I guess the decision will likely come down to whether I should commit to the NAD versus trying to score a deal on something higher end...
Music direct has the 326bee for $450 right now. Seems like a good deal.https://www.musicdirect.com/integrated-amp/nad-c-326bee-integrated-amp
I don’t think 50 wpc would allow all the possible combinations of future speakers to shine through but it should be enough for under $1k bookshelves to get an idea. After all some people drive the well regarded kef ls50 with 150-200wpc to get them opened up.
Sorry, but pete23 lost what your main objective is......get an amp that will well suit the speakers that you have. Other upgrades such as more powerful amps and different speakers is in the future if you want that?

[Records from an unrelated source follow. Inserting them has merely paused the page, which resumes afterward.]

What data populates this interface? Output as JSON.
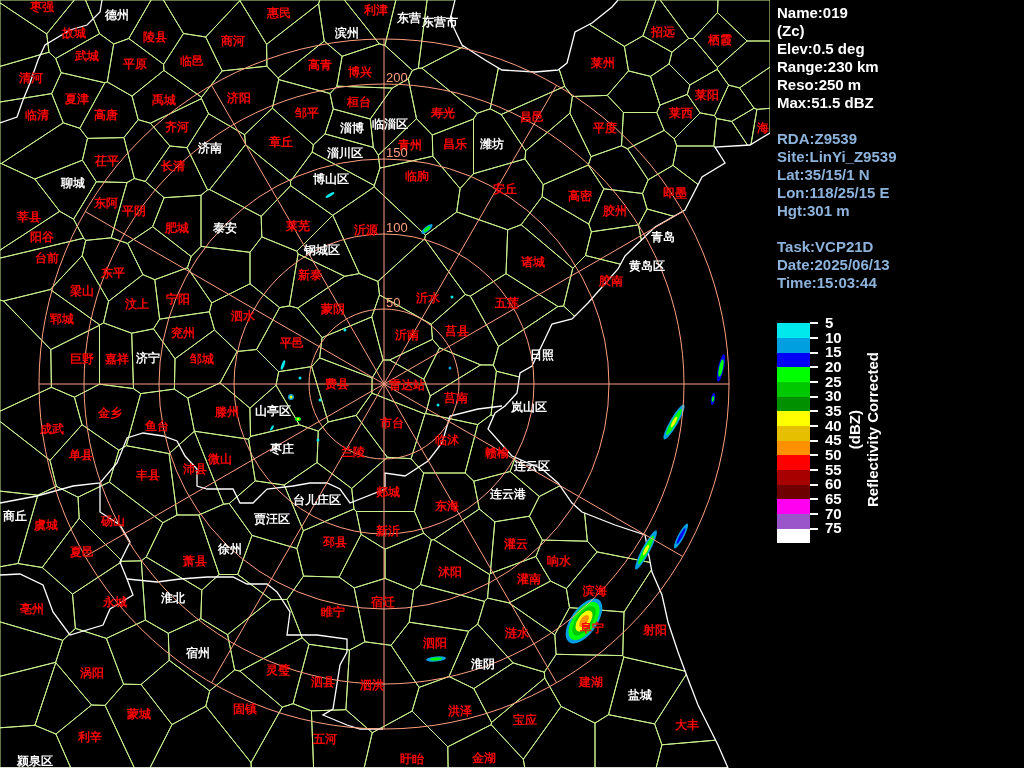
{
  "radar_map": {
    "range_rings": [
      {
        "label": "200"
      },
      {
        "label": "150"
      },
      {
        "label": "100"
      },
      {
        "label": "50"
      }
    ],
    "places": [
      {
        "name": "枣强",
        "color": "#ff0000"
      },
      {
        "name": "德州",
        "color": "#ffffff"
      },
      {
        "name": "惠民",
        "color": "#ff0000"
      },
      {
        "name": "利津",
        "color": "#ff0000"
      },
      {
        "name": "东营",
        "color": "#ffffff"
      },
      {
        "name": "东营市",
        "color": "#ffffff"
      },
      {
        "name": "故城",
        "color": "#ff0000"
      },
      {
        "name": "陵县",
        "color": "#ff0000"
      },
      {
        "name": "商河",
        "color": "#ff0000"
      },
      {
        "name": "滨州",
        "color": "#ffffff"
      },
      {
        "name": "招远",
        "color": "#ff0000"
      },
      {
        "name": "栖霞",
        "color": "#ff0000"
      },
      {
        "name": "武城",
        "color": "#ff0000"
      },
      {
        "name": "平原",
        "color": "#ff0000"
      },
      {
        "name": "临邑",
        "color": "#ff0000"
      },
      {
        "name": "高青",
        "color": "#ff0000"
      },
      {
        "name": "博兴",
        "color": "#ff0000"
      },
      {
        "name": "莱州",
        "color": "#ff0000"
      },
      {
        "name": "清河",
        "color": "#ff0000"
      },
      {
        "name": "夏津",
        "color": "#ff0000"
      },
      {
        "name": "禹城",
        "color": "#ff0000"
      },
      {
        "name": "济阳",
        "color": "#ff0000"
      },
      {
        "name": "桓台",
        "color": "#ff0000"
      },
      {
        "name": "莱阳",
        "color": "#ff0000"
      },
      {
        "name": "临清",
        "color": "#ff0000"
      },
      {
        "name": "高唐",
        "color": "#ff0000"
      },
      {
        "name": "齐河",
        "color": "#ff0000"
      },
      {
        "name": "邹平",
        "color": "#ff0000"
      },
      {
        "name": "淄博",
        "color": "#ffffff"
      },
      {
        "name": "临淄区",
        "color": "#ffffff"
      },
      {
        "name": "寿光",
        "color": "#ff0000"
      },
      {
        "name": "昌邑",
        "color": "#ff0000"
      },
      {
        "name": "平度",
        "color": "#ff0000"
      },
      {
        "name": "莱西",
        "color": "#ff0000"
      },
      {
        "name": "海",
        "color": "#ff0000"
      },
      {
        "name": "济南",
        "color": "#ffffff"
      },
      {
        "name": "章丘",
        "color": "#ff0000"
      },
      {
        "name": "淄川区",
        "color": "#ffffff"
      },
      {
        "name": "青州",
        "color": "#ff0000"
      },
      {
        "name": "昌乐",
        "color": "#ff0000"
      },
      {
        "name": "潍坊",
        "color": "#ffffff"
      },
      {
        "name": "聊城",
        "color": "#ffffff"
      },
      {
        "name": "茌平",
        "color": "#ff0000"
      },
      {
        "name": "长清",
        "color": "#ff0000"
      },
      {
        "name": "博山区",
        "color": "#ffffff"
      },
      {
        "name": "临朐",
        "color": "#ff0000"
      },
      {
        "name": "安丘",
        "color": "#ff0000"
      },
      {
        "name": "高密",
        "color": "#ff0000"
      },
      {
        "name": "即墨",
        "color": "#ff0000"
      },
      {
        "name": "莘县",
        "color": "#ff0000"
      },
      {
        "name": "东阿",
        "color": "#ff0000"
      },
      {
        "name": "平阴",
        "color": "#ff0000"
      },
      {
        "name": "胶州",
        "color": "#ff0000"
      },
      {
        "name": "阳谷",
        "color": "#ff0000"
      },
      {
        "name": "肥城",
        "color": "#ff0000"
      },
      {
        "name": "泰安",
        "color": "#ffffff"
      },
      {
        "name": "莱芜",
        "color": "#ff0000"
      },
      {
        "name": "沂源",
        "color": "#ff0000"
      },
      {
        "name": "青岛",
        "color": "#ffffff"
      },
      {
        "name": "台前",
        "color": "#ff0000"
      },
      {
        "name": "东平",
        "color": "#ff0000"
      },
      {
        "name": "新泰",
        "color": "#ff0000"
      },
      {
        "name": "钢城区",
        "color": "#ffffff"
      },
      {
        "name": "诸城",
        "color": "#ff0000"
      },
      {
        "name": "胶南",
        "color": "#ff0000"
      },
      {
        "name": "黄岛区",
        "color": "#ffffff"
      },
      {
        "name": "郓城",
        "color": "#ff0000"
      },
      {
        "name": "梁山",
        "color": "#ff0000"
      },
      {
        "name": "汶上",
        "color": "#ff0000"
      },
      {
        "name": "宁阳",
        "color": "#ff0000"
      },
      {
        "name": "泗水",
        "color": "#ff0000"
      },
      {
        "name": "蒙阴",
        "color": "#ff0000"
      },
      {
        "name": "沂水",
        "color": "#ff0000"
      },
      {
        "name": "五莲",
        "color": "#ff0000"
      },
      {
        "name": "兖州",
        "color": "#ff0000"
      },
      {
        "name": "平邑",
        "color": "#ff0000"
      },
      {
        "name": "沂南",
        "color": "#ff0000"
      },
      {
        "name": "莒县",
        "color": "#ff0000"
      },
      {
        "name": "巨野",
        "color": "#ff0000"
      },
      {
        "name": "嘉祥",
        "color": "#ff0000"
      },
      {
        "name": "济宁",
        "color": "#ffffff"
      },
      {
        "name": "邹城",
        "color": "#ff0000"
      },
      {
        "name": "日照",
        "color": "#ffffff"
      },
      {
        "name": "费县",
        "color": "#ff0000"
      },
      {
        "name": "雷达站",
        "color": "#ff0000"
      },
      {
        "name": "金乡",
        "color": "#ff0000"
      },
      {
        "name": "滕州",
        "color": "#ff0000"
      },
      {
        "name": "山亭区",
        "color": "#ffffff"
      },
      {
        "name": "莒南",
        "color": "#ff0000"
      },
      {
        "name": "岚山区",
        "color": "#ffffff"
      },
      {
        "name": "成武",
        "color": "#ff0000"
      },
      {
        "name": "鱼台",
        "color": "#ff0000"
      },
      {
        "name": "市台",
        "color": "#ff0000"
      },
      {
        "name": "临沭",
        "color": "#ff0000"
      },
      {
        "name": "单县",
        "color": "#ff0000"
      },
      {
        "name": "丰县",
        "color": "#ff0000"
      },
      {
        "name": "沛县",
        "color": "#ff0000"
      },
      {
        "name": "微山",
        "color": "#ff0000"
      },
      {
        "name": "枣庄",
        "color": "#ffffff"
      },
      {
        "name": "兰陵",
        "color": "#ff0000"
      },
      {
        "name": "赣榆",
        "color": "#ff0000"
      },
      {
        "name": "连云区",
        "color": "#ffffff"
      },
      {
        "name": "台儿庄区",
        "color": "#ffffff"
      },
      {
        "name": "郯城",
        "color": "#ff0000"
      },
      {
        "name": "东海",
        "color": "#ff0000"
      },
      {
        "name": "连云港",
        "color": "#ffffff"
      },
      {
        "name": "商丘",
        "color": "#ffffff"
      },
      {
        "name": "虞城",
        "color": "#ff0000"
      },
      {
        "name": "砀山",
        "color": "#ff0000"
      },
      {
        "name": "贾汪区",
        "color": "#ffffff"
      },
      {
        "name": "新沂",
        "color": "#ff0000"
      },
      {
        "name": "夏邑",
        "color": "#ff0000"
      },
      {
        "name": "萧县",
        "color": "#ff0000"
      },
      {
        "name": "徐州",
        "color": "#ffffff"
      },
      {
        "name": "邳县",
        "color": "#ff0000"
      },
      {
        "name": "沭阳",
        "color": "#ff0000"
      },
      {
        "name": "灌云",
        "color": "#ff0000"
      },
      {
        "name": "灌南",
        "color": "#ff0000"
      },
      {
        "name": "响水",
        "color": "#ff0000"
      },
      {
        "name": "亳州",
        "color": "#ff0000"
      },
      {
        "name": "永城",
        "color": "#ff0000"
      },
      {
        "name": "淮北",
        "color": "#ffffff"
      },
      {
        "name": "睢宁",
        "color": "#ff0000"
      },
      {
        "name": "宿迁",
        "color": "#ff0000"
      },
      {
        "name": "滨海",
        "color": "#ff0000"
      },
      {
        "name": "泗阳",
        "color": "#ff0000"
      },
      {
        "name": "涟水",
        "color": "#ff0000"
      },
      {
        "name": "阜宁",
        "color": "#ff0000"
      },
      {
        "name": "射阳",
        "color": "#ff0000"
      },
      {
        "name": "涡阳",
        "color": "#ff0000"
      },
      {
        "name": "宿州",
        "color": "#ffffff"
      },
      {
        "name": "灵璧",
        "color": "#ff0000"
      },
      {
        "name": "泗县",
        "color": "#ff0000"
      },
      {
        "name": "泗洪",
        "color": "#ff0000"
      },
      {
        "name": "淮阴",
        "color": "#ffffff"
      },
      {
        "name": "建湖",
        "color": "#ff0000"
      },
      {
        "name": "盐城",
        "color": "#ffffff"
      },
      {
        "name": "利辛",
        "color": "#ff0000"
      },
      {
        "name": "蒙城",
        "color": "#ff0000"
      },
      {
        "name": "固镇",
        "color": "#ff0000"
      },
      {
        "name": "五河",
        "color": "#ff0000"
      },
      {
        "name": "洪泽",
        "color": "#ff0000"
      },
      {
        "name": "宝应",
        "color": "#ff0000"
      },
      {
        "name": "大丰",
        "color": "#ff0000"
      },
      {
        "name": "颍泉区",
        "color": "#ffffff"
      },
      {
        "name": "盱眙",
        "color": "#ff0000"
      },
      {
        "name": "金湖",
        "color": "#ff0000"
      }
    ]
  },
  "info": {
    "product": [
      "Name:019",
      "(Zc)",
      "Elev:0.5 deg",
      "Range:230 km",
      "Reso:250 m",
      "Max:51.5 dBZ"
    ],
    "site": [
      "RDA:Z9539",
      "Site:LinYi_Z9539",
      "Lat:35/15/1 N",
      "Lon:118/25/15 E",
      "Hgt:301 m"
    ],
    "task": [
      "Task:VCP21D",
      "Date:2025/06/13",
      "Time:15:03:44"
    ]
  },
  "legend": {
    "unit": "(dBZ)",
    "title": "Reflectivity Corrected",
    "levels": [
      {
        "label": "5",
        "color": "#00e8ec"
      },
      {
        "label": "10",
        "color": "#00a0e0"
      },
      {
        "label": "15",
        "color": "#0000f6"
      },
      {
        "label": "20",
        "color": "#00ff00"
      },
      {
        "label": "25",
        "color": "#00c800"
      },
      {
        "label": "30",
        "color": "#009000"
      },
      {
        "label": "35",
        "color": "#ffff00"
      },
      {
        "label": "40",
        "color": "#e6c000"
      },
      {
        "label": "45",
        "color": "#ff9000"
      },
      {
        "label": "50",
        "color": "#ff0000"
      },
      {
        "label": "55",
        "color": "#a80000"
      },
      {
        "label": "60",
        "color": "#6e0000"
      },
      {
        "label": "65",
        "color": "#ff00f0"
      },
      {
        "label": "70",
        "color": "#9955c9"
      },
      {
        "label": "75",
        "color": "#ffffff"
      }
    ]
  }
}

Amp and speaker combinations are critical. When I first bought my NAD amp I used a pair of Klipsch bookshelf speakers that I had used with a previous HK integrated amp. Sounded OK. Those speakers weren't the "big box" model bought at Best Buy but their high end Reference line. I was disappointed with the sound.
I went back to my dealer and asked to audition some other bookshelf models with the amp I had. Funny thing...when I first bought the NAD amp I was listening to it thru a pair of PSB speakers at the dealer's showroom. I didn't know at the time that NAD and PSB are or were sister companies. So, there is some compatibility there. Whether NAD sounds even better with speakers of other brands....I don't know.
So, stay with what you want now and see if you want to go down the road to higher end equipment.
Well, if listening at low levels in a small room, a quality 50wpc amp well drive any honestly rated 6-8 ohm speaker having 85-90dB sensitivity. Pairing the right one to a particular speaker to suit one's preferences is the key.
I have owned the NAD 326BEE and like that one. If wanting something new and at reduced budget the Yahama A-s301 (~$350) is a good bet.
I use the Outlaw RR2150 with the Dentons in a bedroom system. Nice combination. Granted I don't do most of my listening with this system, but it does sound good and the Outlaw has done well with other Wharfedale speakers that I have had in the past (Diamond 8.1 and 9.1).